• Brief: Leave the images aside and copy out the whole listing, exact to the word.

• Excerpted records:
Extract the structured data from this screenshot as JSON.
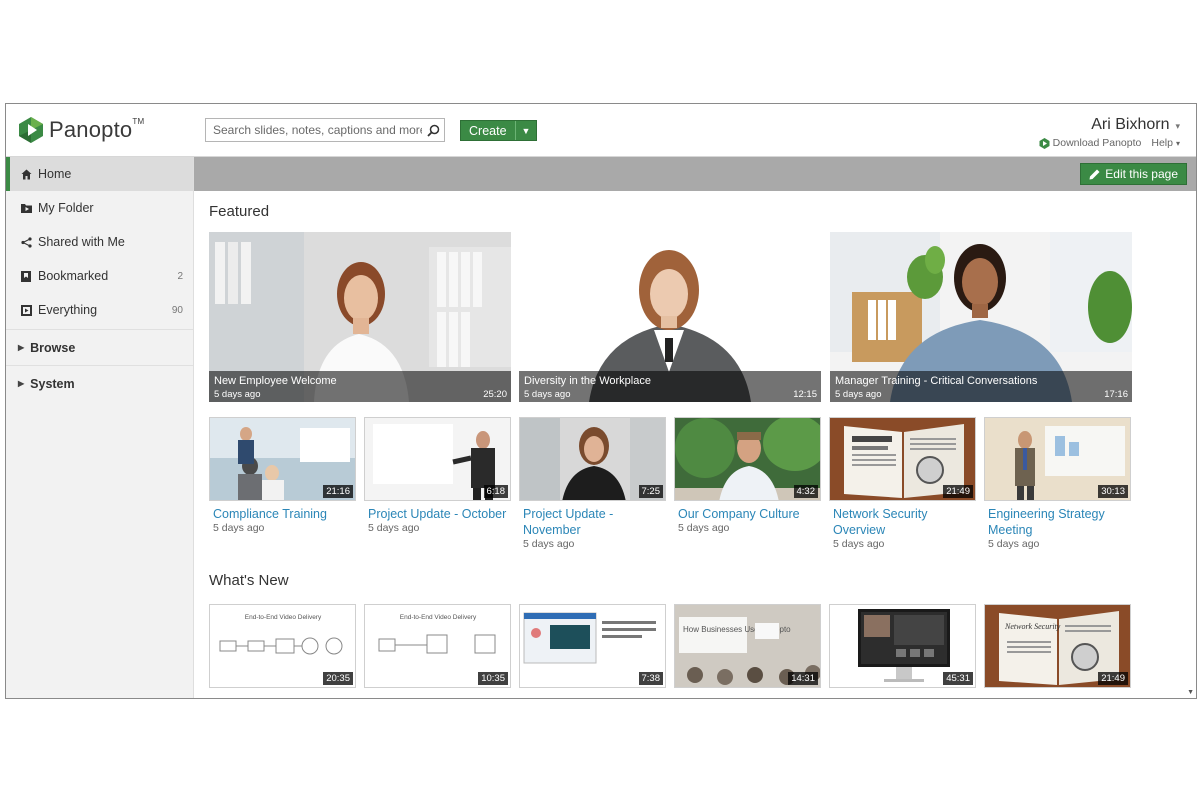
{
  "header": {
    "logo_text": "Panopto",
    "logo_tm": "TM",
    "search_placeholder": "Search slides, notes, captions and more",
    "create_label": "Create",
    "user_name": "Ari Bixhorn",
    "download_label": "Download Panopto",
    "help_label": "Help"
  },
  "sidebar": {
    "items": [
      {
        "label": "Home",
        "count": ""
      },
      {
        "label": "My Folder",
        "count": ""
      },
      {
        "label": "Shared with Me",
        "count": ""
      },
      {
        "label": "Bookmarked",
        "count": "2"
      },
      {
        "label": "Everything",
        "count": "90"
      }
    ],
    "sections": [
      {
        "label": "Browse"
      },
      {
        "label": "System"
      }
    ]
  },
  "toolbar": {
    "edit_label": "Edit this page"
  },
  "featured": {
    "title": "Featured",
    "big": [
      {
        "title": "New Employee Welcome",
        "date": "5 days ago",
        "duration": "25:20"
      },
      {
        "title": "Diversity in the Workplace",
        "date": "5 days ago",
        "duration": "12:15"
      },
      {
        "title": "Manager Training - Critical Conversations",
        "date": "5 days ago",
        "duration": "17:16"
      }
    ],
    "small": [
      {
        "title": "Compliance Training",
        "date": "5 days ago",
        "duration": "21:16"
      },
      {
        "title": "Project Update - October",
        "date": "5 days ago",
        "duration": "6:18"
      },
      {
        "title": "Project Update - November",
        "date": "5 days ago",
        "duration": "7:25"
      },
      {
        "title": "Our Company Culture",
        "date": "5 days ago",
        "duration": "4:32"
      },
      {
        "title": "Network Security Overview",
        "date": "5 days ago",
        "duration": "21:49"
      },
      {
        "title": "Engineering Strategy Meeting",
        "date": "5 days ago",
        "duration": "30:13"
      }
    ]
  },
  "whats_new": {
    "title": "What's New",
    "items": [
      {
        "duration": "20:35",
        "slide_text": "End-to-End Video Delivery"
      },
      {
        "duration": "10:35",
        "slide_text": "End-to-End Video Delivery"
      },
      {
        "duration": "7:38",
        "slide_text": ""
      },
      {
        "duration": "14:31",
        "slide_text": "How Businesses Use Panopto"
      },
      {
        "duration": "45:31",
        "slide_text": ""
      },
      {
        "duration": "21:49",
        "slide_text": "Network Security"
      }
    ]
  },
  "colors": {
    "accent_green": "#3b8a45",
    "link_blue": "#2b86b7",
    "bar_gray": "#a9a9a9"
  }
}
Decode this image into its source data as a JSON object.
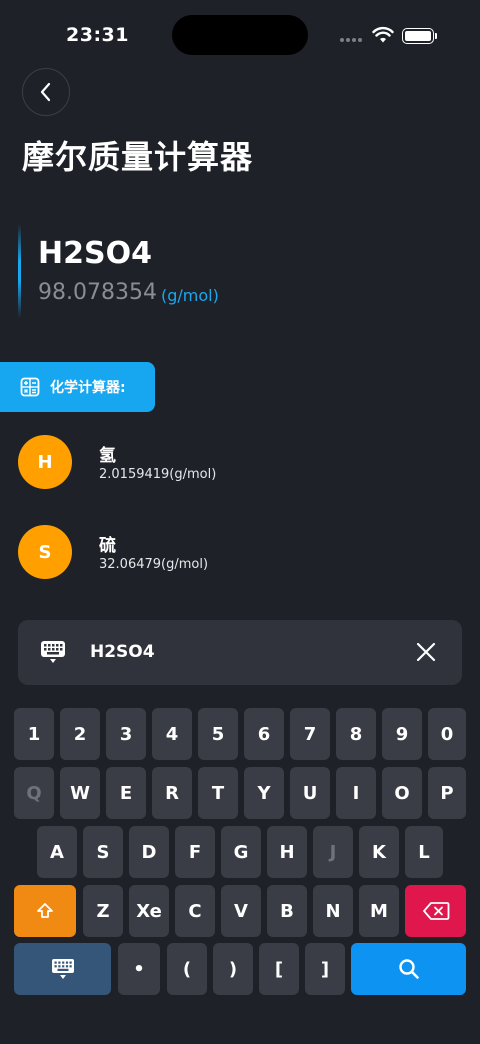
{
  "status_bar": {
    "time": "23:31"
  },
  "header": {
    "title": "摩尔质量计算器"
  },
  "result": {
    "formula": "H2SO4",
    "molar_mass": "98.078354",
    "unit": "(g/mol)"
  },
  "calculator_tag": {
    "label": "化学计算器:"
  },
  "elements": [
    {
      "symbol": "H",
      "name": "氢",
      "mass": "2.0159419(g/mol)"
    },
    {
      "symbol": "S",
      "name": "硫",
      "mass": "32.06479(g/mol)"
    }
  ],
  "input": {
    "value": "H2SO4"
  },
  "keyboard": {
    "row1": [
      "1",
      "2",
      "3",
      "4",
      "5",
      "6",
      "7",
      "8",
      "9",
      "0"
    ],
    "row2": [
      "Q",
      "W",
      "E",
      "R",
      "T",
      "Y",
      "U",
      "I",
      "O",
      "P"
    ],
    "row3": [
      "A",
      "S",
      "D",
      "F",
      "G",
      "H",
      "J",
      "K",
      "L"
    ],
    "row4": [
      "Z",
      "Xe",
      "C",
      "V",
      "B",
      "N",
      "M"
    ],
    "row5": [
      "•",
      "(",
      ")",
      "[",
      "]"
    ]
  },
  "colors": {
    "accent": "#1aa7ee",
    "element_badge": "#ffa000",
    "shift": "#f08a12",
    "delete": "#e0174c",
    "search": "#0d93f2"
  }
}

• Written reply:
Extract the structured data from this screenshot as JSON.
{
  "header": {
    "logo_text": "Panopto",
    "logo_tm": "TM",
    "search_placeholder": "Search slides, notes, captions and more",
    "create_label": "Create",
    "user_name": "Ari Bixhorn",
    "download_label": "Download Panopto",
    "help_label": "Help"
  },
  "sidebar": {
    "items": [
      {
        "label": "Home",
        "count": ""
      },
      {
        "label": "My Folder",
        "count": ""
      },
      {
        "label": "Shared with Me",
        "count": ""
      },
      {
        "label": "Bookmarked",
        "count": "2"
      },
      {
        "label": "Everything",
        "count": "90"
      }
    ],
    "sections": [
      {
        "label": "Browse"
      },
      {
        "label": "System"
      }
    ]
  },
  "toolbar": {
    "edit_label": "Edit this page"
  },
  "featured": {
    "title": "Featured",
    "big": [
      {
        "title": "New Employee Welcome",
        "date": "5 days ago",
        "duration": "25:20"
      },
      {
        "title": "Diversity in the Workplace",
        "date": "5 days ago",
        "duration": "12:15"
      },
      {
        "title": "Manager Training - Critical Conversations",
        "date": "5 days ago",
        "duration": "17:16"
      }
    ],
    "small": [
      {
        "title": "Compliance Training",
        "date": "5 days ago",
        "duration": "21:16"
      },
      {
        "title": "Project Update - October",
        "date": "5 days ago",
        "duration": "6:18"
      },
      {
        "title": "Project Update - November",
        "date": "5 days ago",
        "duration": "7:25"
      },
      {
        "title": "Our Company Culture",
        "date": "5 days ago",
        "duration": "4:32"
      },
      {
        "title": "Network Security Overview",
        "date": "5 days ago",
        "duration": "21:49"
      },
      {
        "title": "Engineering Strategy Meeting",
        "date": "5 days ago",
        "duration": "30:13"
      }
    ]
  },
  "whats_new": {
    "title": "What's New",
    "items": [
      {
        "duration": "20:35",
        "slide_text": "End-to-End Video Delivery"
      },
      {
        "duration": "10:35",
        "slide_text": "End-to-End Video Delivery"
      },
      {
        "duration": "7:38",
        "slide_text": ""
      },
      {
        "duration": "14:31",
        "slide_text": "How Businesses Use Panopto"
      },
      {
        "duration": "45:31",
        "slide_text": ""
      },
      {
        "duration": "21:49",
        "slide_text": "Network Security"
      }
    ]
  },
  "colors": {
    "accent_green": "#3b8a45",
    "link_blue": "#2b86b7",
    "bar_gray": "#a9a9a9"
  }
}
Decode this image into its source data as a JSON object.
{
  "status_bar": {
    "time": "23:31"
  },
  "header": {
    "title": "摩尔质量计算器"
  },
  "result": {
    "formula": "H2SO4",
    "molar_mass": "98.078354",
    "unit": "(g/mol)"
  },
  "calculator_tag": {
    "label": "化学计算器:"
  },
  "elements": [
    {
      "symbol": "H",
      "name": "氢",
      "mass": "2.0159419(g/mol)"
    },
    {
      "symbol": "S",
      "name": "硫",
      "mass": "32.06479(g/mol)"
    }
  ],
  "input": {
    "value": "H2SO4"
  },
  "keyboard": {
    "row1": [
      "1",
      "2",
      "3",
      "4",
      "5",
      "6",
      "7",
      "8",
      "9",
      "0"
    ],
    "row2": [
      "Q",
      "W",
      "E",
      "R",
      "T",
      "Y",
      "U",
      "I",
      "O",
      "P"
    ],
    "row3": [
      "A",
      "S",
      "D",
      "F",
      "G",
      "H",
      "J",
      "K",
      "L"
    ],
    "row4": [
      "Z",
      "Xe",
      "C",
      "V",
      "B",
      "N",
      "M"
    ],
    "row5": [
      "•",
      "(",
      ")",
      "[",
      "]"
    ]
  },
  "colors": {
    "accent": "#1aa7ee",
    "element_badge": "#ffa000",
    "shift": "#f08a12",
    "delete": "#e0174c",
    "search": "#0d93f2"
  }
}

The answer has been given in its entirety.